Start of Data to process

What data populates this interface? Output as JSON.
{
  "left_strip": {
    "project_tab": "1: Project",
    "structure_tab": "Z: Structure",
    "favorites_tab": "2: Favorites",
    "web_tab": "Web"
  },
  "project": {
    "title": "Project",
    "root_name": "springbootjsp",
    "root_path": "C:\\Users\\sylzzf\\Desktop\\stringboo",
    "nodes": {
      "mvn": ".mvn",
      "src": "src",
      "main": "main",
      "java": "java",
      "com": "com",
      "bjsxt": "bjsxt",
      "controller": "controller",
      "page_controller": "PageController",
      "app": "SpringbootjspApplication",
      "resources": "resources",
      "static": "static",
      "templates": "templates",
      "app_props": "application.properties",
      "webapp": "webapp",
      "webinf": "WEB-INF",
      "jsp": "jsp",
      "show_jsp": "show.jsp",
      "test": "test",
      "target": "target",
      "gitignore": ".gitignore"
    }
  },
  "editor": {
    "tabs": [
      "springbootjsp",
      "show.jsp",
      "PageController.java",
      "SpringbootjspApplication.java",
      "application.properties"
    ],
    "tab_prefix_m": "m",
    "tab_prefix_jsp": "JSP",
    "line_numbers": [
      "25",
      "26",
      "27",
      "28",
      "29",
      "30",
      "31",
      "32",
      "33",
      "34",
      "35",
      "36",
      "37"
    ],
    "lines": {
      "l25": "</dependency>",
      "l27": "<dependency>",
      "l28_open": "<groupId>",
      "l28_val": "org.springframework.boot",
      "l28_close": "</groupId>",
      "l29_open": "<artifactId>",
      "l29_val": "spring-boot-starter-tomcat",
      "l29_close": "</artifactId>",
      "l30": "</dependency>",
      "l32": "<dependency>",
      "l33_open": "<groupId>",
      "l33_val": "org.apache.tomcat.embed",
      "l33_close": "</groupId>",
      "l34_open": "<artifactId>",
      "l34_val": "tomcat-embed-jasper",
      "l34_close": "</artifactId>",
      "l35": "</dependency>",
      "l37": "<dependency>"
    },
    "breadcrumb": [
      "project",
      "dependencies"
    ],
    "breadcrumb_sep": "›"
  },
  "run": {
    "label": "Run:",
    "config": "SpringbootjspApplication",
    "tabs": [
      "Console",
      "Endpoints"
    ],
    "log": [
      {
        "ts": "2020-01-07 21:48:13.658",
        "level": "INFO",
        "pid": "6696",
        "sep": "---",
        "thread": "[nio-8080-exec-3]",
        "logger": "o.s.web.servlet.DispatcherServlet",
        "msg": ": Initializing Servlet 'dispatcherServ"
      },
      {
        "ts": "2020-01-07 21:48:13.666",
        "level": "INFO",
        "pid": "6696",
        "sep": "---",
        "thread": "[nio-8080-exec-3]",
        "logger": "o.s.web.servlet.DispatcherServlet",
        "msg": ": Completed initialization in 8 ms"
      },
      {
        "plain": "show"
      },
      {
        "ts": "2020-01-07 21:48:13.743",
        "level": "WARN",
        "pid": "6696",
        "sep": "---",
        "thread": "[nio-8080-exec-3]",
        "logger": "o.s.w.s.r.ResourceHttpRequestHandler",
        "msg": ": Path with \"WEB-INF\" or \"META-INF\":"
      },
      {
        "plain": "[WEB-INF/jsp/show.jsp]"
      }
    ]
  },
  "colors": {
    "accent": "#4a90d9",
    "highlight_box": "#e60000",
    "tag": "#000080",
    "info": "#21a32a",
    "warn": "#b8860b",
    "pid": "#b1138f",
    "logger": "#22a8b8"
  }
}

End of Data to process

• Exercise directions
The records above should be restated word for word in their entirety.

• Task answer
What data populates this interface? Output as JSON.
{
  "left_strip": {
    "project_tab": "1: Project",
    "structure_tab": "Z: Structure",
    "favorites_tab": "2: Favorites",
    "web_tab": "Web"
  },
  "project": {
    "title": "Project",
    "root_name": "springbootjsp",
    "root_path": "C:\\Users\\sylzzf\\Desktop\\stringboo",
    "nodes": {
      "mvn": ".mvn",
      "src": "src",
      "main": "main",
      "java": "java",
      "com": "com",
      "bjsxt": "bjsxt",
      "controller": "controller",
      "page_controller": "PageController",
      "app": "SpringbootjspApplication",
      "resources": "resources",
      "static": "static",
      "templates": "templates",
      "app_props": "application.properties",
      "webapp": "webapp",
      "webinf": "WEB-INF",
      "jsp": "jsp",
      "show_jsp": "show.jsp",
      "test": "test",
      "target": "target",
      "gitignore": ".gitignore"
    }
  },
  "editor": {
    "tabs": [
      "springbootjsp",
      "show.jsp",
      "PageController.java",
      "SpringbootjspApplication.java",
      "application.properties"
    ],
    "tab_prefix_m": "m",
    "tab_prefix_jsp": "JSP",
    "line_numbers": [
      "25",
      "26",
      "27",
      "28",
      "29",
      "30",
      "31",
      "32",
      "33",
      "34",
      "35",
      "36",
      "37"
    ],
    "lines": {
      "l25": "</dependency>",
      "l27": "<dependency>",
      "l28_open": "<groupId>",
      "l28_val": "org.springframework.boot",
      "l28_close": "</groupId>",
      "l29_open": "<artifactId>",
      "l29_val": "spring-boot-starter-tomcat",
      "l29_close": "</artifactId>",
      "l30": "</dependency>",
      "l32": "<dependency>",
      "l33_open": "<groupId>",
      "l33_val": "org.apache.tomcat.embed",
      "l33_close": "</groupId>",
      "l34_open": "<artifactId>",
      "l34_val": "tomcat-embed-jasper",
      "l34_close": "</artifactId>",
      "l35": "</dependency>",
      "l37": "<dependency>"
    },
    "breadcrumb": [
      "project",
      "dependencies"
    ],
    "breadcrumb_sep": "›"
  },
  "run": {
    "label": "Run:",
    "config": "SpringbootjspApplication",
    "tabs": [
      "Console",
      "Endpoints"
    ],
    "log": [
      {
        "ts": "2020-01-07 21:48:13.658",
        "level": "INFO",
        "pid": "6696",
        "sep": "---",
        "thread": "[nio-8080-exec-3]",
        "logger": "o.s.web.servlet.DispatcherServlet",
        "msg": ": Initializing Servlet 'dispatcherServ"
      },
      {
        "ts": "2020-01-07 21:48:13.666",
        "level": "INFO",
        "pid": "6696",
        "sep": "---",
        "thread": "[nio-8080-exec-3]",
        "logger": "o.s.web.servlet.DispatcherServlet",
        "msg": ": Completed initialization in 8 ms"
      },
      {
        "plain": "show"
      },
      {
        "ts": "2020-01-07 21:48:13.743",
        "level": "WARN",
        "pid": "6696",
        "sep": "---",
        "thread": "[nio-8080-exec-3]",
        "logger": "o.s.w.s.r.ResourceHttpRequestHandler",
        "msg": ": Path with \"WEB-INF\" or \"META-INF\":"
      },
      {
        "plain": "[WEB-INF/jsp/show.jsp]"
      }
    ]
  },
  "colors": {
    "accent": "#4a90d9",
    "highlight_box": "#e60000",
    "tag": "#000080",
    "info": "#21a32a",
    "warn": "#b8860b",
    "pid": "#b1138f",
    "logger": "#22a8b8"
  }
}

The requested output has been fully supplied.